═════ Data in this exercise

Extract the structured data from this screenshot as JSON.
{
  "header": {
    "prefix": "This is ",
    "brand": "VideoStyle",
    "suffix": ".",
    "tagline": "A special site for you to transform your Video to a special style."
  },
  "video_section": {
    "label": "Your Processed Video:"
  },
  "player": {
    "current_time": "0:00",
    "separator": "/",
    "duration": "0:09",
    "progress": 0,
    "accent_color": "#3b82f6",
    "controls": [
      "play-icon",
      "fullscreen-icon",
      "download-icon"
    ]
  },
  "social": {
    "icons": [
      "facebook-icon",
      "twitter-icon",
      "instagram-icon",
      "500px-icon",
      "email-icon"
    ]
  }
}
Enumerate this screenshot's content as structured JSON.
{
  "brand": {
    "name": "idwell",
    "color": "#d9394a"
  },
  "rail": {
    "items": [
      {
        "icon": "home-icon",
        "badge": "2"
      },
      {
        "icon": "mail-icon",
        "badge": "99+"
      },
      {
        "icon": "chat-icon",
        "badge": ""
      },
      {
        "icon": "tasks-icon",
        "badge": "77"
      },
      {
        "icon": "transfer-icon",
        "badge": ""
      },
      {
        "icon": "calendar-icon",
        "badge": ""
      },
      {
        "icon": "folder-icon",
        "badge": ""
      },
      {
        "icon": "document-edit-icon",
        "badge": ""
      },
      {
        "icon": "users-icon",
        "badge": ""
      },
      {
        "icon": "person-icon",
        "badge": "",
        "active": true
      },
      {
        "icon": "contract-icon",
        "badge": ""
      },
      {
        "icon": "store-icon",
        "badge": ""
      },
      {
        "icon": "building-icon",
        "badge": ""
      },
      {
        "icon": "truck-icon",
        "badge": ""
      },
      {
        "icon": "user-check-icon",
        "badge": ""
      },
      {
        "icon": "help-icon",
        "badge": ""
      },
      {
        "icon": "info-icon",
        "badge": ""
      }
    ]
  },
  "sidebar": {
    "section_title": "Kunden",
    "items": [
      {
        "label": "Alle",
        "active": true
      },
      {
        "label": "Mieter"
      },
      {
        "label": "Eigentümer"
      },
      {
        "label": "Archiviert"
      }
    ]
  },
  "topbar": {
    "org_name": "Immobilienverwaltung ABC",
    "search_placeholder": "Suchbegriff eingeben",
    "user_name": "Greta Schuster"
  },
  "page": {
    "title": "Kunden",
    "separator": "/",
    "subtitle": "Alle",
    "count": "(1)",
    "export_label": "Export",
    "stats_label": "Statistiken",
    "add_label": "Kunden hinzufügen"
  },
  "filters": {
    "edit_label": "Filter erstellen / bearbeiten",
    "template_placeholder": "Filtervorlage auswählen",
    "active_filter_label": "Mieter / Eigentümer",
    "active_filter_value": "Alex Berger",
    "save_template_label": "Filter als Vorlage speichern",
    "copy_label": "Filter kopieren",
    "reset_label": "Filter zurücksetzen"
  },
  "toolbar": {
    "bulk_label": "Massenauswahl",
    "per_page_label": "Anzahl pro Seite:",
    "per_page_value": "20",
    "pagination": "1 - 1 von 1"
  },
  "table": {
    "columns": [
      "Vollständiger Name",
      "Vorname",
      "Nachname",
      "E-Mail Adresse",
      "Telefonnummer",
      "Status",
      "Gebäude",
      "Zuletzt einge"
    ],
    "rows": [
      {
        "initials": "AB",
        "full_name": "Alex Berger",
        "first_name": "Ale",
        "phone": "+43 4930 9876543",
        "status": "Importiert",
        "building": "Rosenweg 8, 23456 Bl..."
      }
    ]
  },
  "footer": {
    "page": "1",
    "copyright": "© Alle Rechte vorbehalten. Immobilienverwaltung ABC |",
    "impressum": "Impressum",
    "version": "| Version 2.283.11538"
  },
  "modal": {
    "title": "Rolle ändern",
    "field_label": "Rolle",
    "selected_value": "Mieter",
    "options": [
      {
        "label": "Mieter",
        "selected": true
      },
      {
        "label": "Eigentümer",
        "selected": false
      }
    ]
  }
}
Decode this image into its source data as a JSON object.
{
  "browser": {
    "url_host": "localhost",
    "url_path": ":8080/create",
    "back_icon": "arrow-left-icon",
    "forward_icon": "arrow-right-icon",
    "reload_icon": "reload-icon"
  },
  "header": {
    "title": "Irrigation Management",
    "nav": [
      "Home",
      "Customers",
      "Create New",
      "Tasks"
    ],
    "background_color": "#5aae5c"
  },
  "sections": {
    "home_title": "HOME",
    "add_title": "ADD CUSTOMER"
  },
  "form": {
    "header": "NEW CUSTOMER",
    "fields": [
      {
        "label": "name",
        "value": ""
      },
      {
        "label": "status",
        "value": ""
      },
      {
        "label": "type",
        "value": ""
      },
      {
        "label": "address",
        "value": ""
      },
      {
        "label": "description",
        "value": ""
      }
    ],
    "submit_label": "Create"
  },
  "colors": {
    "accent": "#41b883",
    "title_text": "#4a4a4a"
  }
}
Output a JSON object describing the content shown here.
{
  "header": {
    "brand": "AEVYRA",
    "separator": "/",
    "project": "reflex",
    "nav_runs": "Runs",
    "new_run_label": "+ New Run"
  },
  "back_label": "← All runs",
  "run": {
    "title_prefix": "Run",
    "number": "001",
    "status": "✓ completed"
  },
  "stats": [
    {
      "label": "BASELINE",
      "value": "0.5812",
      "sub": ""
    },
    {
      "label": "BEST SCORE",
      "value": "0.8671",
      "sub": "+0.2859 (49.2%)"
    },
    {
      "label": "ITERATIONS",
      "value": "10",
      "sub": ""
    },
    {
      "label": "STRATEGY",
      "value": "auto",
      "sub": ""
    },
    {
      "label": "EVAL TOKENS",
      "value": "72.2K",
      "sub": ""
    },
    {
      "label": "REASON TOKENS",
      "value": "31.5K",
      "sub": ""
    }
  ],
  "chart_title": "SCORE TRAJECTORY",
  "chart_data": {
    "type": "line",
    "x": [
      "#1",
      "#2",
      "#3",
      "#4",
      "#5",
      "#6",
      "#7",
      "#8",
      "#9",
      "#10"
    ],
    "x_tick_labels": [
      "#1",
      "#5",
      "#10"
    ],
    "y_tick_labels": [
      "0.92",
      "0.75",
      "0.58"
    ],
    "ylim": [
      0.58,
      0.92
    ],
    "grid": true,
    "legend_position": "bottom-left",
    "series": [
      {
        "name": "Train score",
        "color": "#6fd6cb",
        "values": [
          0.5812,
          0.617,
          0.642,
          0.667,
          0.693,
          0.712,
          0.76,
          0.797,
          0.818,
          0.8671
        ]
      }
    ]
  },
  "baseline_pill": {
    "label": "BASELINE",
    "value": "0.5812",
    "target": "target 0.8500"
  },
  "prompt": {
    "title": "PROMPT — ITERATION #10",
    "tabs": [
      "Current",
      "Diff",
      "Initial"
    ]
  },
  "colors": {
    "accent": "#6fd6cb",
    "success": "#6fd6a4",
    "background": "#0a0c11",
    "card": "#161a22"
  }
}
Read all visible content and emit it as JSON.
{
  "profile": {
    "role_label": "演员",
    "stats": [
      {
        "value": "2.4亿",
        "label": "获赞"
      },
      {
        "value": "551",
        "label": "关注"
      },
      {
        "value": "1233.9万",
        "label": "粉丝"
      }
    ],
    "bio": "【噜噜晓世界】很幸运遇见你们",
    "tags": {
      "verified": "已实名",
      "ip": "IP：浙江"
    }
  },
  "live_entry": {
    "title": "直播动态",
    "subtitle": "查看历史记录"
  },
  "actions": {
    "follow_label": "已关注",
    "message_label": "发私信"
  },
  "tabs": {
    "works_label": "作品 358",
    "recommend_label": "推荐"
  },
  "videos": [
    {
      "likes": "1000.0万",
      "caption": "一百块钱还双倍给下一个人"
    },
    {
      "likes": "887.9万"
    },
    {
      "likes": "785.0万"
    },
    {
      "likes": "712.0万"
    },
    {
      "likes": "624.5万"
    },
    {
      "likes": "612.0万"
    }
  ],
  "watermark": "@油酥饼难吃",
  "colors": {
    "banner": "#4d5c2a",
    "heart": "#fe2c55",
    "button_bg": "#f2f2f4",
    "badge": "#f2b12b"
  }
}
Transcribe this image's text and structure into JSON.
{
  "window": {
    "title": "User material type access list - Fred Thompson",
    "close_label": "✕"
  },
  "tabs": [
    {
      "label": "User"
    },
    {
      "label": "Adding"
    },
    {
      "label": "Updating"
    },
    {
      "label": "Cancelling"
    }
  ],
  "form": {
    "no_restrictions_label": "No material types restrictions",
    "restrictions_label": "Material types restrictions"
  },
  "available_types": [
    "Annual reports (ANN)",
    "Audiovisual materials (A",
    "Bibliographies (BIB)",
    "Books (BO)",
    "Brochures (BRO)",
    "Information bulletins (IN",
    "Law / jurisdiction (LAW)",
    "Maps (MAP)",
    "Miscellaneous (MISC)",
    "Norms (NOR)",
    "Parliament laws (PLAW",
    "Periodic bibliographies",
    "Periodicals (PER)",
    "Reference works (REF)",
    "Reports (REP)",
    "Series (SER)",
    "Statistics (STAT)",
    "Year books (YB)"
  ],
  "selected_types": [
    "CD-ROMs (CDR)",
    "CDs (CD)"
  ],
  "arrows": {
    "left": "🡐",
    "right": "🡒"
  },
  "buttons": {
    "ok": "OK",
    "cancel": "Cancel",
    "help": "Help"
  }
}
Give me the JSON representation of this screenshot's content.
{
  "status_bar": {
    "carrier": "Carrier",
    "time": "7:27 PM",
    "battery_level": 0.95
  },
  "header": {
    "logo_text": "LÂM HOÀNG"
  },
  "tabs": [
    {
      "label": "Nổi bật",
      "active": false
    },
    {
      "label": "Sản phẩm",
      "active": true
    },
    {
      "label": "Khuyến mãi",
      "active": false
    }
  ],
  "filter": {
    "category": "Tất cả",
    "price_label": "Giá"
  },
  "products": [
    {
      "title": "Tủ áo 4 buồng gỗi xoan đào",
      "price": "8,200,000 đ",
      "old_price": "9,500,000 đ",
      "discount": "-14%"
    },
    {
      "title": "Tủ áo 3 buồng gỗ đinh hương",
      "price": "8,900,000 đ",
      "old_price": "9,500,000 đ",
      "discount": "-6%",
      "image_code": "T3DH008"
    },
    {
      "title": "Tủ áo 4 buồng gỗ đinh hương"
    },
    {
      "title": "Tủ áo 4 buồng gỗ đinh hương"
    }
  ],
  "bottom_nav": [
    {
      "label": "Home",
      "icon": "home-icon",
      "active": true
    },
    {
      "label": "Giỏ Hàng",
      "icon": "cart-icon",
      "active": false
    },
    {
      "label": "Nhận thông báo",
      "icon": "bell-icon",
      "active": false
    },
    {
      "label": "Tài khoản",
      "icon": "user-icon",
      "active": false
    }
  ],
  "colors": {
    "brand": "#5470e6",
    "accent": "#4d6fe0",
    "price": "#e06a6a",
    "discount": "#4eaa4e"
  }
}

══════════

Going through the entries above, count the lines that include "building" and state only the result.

> [Exercise solution]: 2